Seth Sherman, MD, FAAOS, is an associate professor of orthopaedic surgery and the sports medicine fellowship director at Stanford University. He serves as the head team physician for the Stanford Cardinal football program.

Nicole Stevens, MD, is an assistant professor of orthopaedic surgery at NYU Langone Hospital—Long Island.

References 

  1. Johnston P, Strony J, Churchill J, et al: Clinical and radiographic outcomes following anatomic total shoulder arthroplasty utilizing an inset glenoid component at 2-year minimum follow-up: A dual center study. Submitted for publication (J Shoulder Elbow Surg), 2022.
  2. Gunther SB, Tran SK: Long-term follow-up of total shoulder replacement surgery with inset glenoid implants for arthritis with deficient bone. J Shoulder Elbow Surg 2019;28(9):1728-36.

Submit Surgical Videos for OrthoDome 2023
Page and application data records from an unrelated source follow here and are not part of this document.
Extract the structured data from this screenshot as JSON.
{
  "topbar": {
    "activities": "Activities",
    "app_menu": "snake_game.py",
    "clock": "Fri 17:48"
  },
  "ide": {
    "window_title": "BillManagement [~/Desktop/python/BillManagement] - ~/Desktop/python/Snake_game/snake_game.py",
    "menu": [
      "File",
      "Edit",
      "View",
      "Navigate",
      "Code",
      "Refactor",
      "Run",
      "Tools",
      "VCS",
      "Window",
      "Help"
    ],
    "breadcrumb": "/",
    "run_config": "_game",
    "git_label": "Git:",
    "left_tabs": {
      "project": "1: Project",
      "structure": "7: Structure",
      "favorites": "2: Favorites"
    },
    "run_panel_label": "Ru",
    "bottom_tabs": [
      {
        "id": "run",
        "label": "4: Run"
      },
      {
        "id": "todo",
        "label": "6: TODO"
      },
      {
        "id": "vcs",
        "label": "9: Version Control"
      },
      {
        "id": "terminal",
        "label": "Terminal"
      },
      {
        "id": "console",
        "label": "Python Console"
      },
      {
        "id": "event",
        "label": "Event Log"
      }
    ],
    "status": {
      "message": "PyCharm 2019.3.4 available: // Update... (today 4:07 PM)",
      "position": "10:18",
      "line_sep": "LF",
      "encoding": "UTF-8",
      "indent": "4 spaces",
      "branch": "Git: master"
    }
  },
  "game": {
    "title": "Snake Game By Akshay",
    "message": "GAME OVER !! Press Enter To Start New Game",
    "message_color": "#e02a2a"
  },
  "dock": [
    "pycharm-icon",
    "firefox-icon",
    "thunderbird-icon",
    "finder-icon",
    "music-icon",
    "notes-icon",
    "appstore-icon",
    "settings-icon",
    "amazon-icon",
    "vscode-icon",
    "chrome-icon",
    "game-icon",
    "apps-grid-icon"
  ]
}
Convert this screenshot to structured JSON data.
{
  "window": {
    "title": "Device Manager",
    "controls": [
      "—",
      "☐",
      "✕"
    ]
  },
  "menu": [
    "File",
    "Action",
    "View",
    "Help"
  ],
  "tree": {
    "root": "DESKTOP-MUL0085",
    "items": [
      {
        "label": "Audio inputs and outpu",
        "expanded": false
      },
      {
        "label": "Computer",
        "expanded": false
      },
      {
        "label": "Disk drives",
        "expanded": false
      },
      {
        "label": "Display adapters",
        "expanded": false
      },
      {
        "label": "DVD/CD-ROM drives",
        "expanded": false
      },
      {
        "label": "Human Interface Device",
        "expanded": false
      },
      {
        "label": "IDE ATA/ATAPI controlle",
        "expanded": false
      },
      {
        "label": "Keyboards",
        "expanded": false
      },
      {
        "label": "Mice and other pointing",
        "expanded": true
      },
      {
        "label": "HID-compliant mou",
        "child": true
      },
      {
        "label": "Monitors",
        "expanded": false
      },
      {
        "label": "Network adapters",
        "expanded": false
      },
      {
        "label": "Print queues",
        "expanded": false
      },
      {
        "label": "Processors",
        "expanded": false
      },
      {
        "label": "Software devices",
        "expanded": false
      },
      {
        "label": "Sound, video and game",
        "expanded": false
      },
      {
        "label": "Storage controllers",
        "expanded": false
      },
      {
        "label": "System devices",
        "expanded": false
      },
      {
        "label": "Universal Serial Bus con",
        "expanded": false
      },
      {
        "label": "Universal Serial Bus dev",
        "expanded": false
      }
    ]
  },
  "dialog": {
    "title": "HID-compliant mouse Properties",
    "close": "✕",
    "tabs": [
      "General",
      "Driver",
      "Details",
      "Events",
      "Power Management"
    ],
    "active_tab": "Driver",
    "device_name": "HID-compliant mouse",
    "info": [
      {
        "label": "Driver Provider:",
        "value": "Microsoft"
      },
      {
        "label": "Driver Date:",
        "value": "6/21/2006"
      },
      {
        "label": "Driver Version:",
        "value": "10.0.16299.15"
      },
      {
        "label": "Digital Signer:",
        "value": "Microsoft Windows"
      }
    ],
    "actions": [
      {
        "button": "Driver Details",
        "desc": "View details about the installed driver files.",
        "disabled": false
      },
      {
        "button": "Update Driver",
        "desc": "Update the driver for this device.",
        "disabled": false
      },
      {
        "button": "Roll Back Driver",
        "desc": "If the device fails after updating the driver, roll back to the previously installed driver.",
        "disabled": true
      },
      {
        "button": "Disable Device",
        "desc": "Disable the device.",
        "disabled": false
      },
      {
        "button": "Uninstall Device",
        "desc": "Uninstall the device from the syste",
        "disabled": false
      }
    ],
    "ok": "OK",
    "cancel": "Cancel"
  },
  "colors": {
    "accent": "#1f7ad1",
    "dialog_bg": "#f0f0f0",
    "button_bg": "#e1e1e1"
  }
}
During the AAOS 2022 Annual Meeting in Chicago, attendees had the opportunity to experience the OrthoDome, a novel educational tool in orthopaedics, new for the 2022 meeting. The OrthoDome offered an immersive and comfortable video theater room showcasing orthopaedic surgical techniques and devices in 4K resolution and 3D video, narrated live by the experts and covering topics such as total joint, shoulder and elbow, trauma, and sports medicine. Attendees gave this new educational format resoundingly positive reviews, ensuring its return at the AAOS 2023 Annual Meeting, March 7 to 11, 2023, in Las Vegas. OrthoDome 2023 is co-chaired by Ronald A. Navarro, MD, FAAOS, and Lisa K. Cannada, MD, FAAOS.

Video submissions for OrthoDome 2023 are now open through Nov. 30. Submit applications at https://bit.ly/3cCE1i3.

Begin making your plans now to attend AAOS 2023 in Las Vegas. Visit www.aaos.org/annual/ to learn about the meeting and get the best selection of hotel options at flexible, discounted rates.